Who can replace Speaker of the House John Boehner, who announced Friday he’s quitting? Almost anyone. Maybe even you.
This isn’t a comment on the job Representative Boehner has or has not done in his role as leader of his legislative chamber. It’s meant to illustrate a little-known fact: Under the Constitution, the speaker does not have to be a member of the House. He or she doesn’t have to be an elected lawmaker or government official. The speaker can be an ordinary, private citizen.
In fact, there really are not any legal restrictions on qualifications for that office. The relevant words are from the Constitution’s Article 1, Section 2, Clause 5: “The House of Representatives shall chuse [sic] their Speaker and other Officers."

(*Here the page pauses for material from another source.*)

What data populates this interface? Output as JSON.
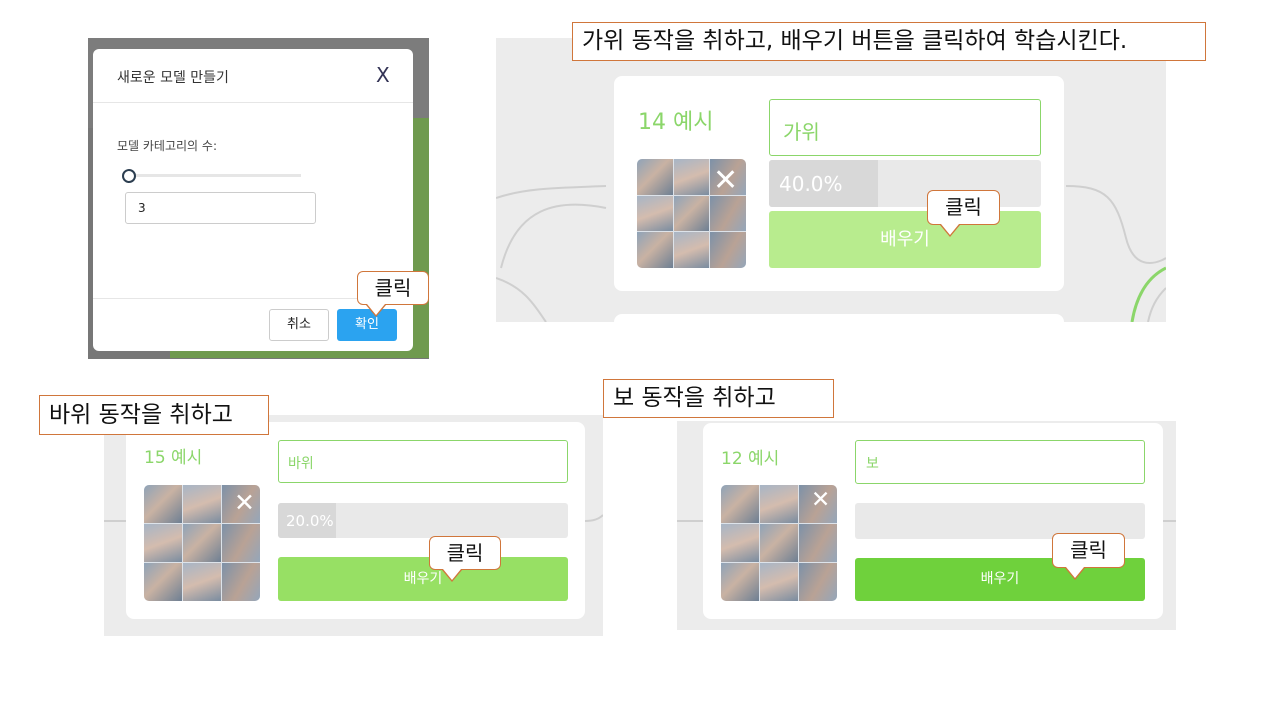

That’s it. Nothing about being a sitting representative. There’s not even an age limit.
Yes, this means Sen. Ted Cruz (R) of Texas could theoretically become leader of Congress’s other chamber. He’s a big favorite of the restive House conservatives who helped make Boehner’s work life so tough.
He probably won’t, though. His support in the House Republican caucus overall isn’t broad.
In practice, the lack of qualification requirements for the speaker job has not meant much.
“Although the Constitution does not so require, the Speaker has always been a Member of the House,” notes a Congressional Research Service report on the subject.
But non-House members have received votes for speaker, and that’s a trend that seems to be growing. In 1997, two retired GOP members got one vote apiece (Newt Gingrich won with 216). In 2013, one retired member, an ex-comptroller general, and former Secretary of State Colin Powell received votes (Boehner won, with 220).
In 2015, Mr. Powell got a vote again, as did Sen. Rand Paul of Kentucky. No Cruz votes, though. Boehner was reelected – for the last time, it turns out.
The fact that the Constitution does not lay out speaker requirements is a function of the fact that the Founding Fathers left the House a lot of flexibility to shape the office in all ways.
“Beyond naming the position, the Constitution does not elaborate on the duties or responsibilities of the office,” points out congressional scholar Ilona Nickles.
They’ve evolved over the years, to the point where the speaker is expected to strike a difficult balancing act: He or she is the presiding officer of the House, and thus represents the interests of all members; and the individual is the leader of the majority party, and thus an important partisan actor.
Past speakers were autocrats. In the early 1920s, Speaker Joseph Cannon (R) simply blocked political opponents from speaking on the House floor. That kind of thing doesn’t happen anymore.
“They have been restrained by the reality that forging party unity among different factions within their own caucus, and seeking consensus among independent-minded members in both parties, is a complex and difficult process,” writes Ms. Nickles.
It’s so difficult, in fact, that it helped convince the current speaker it’s time to move on.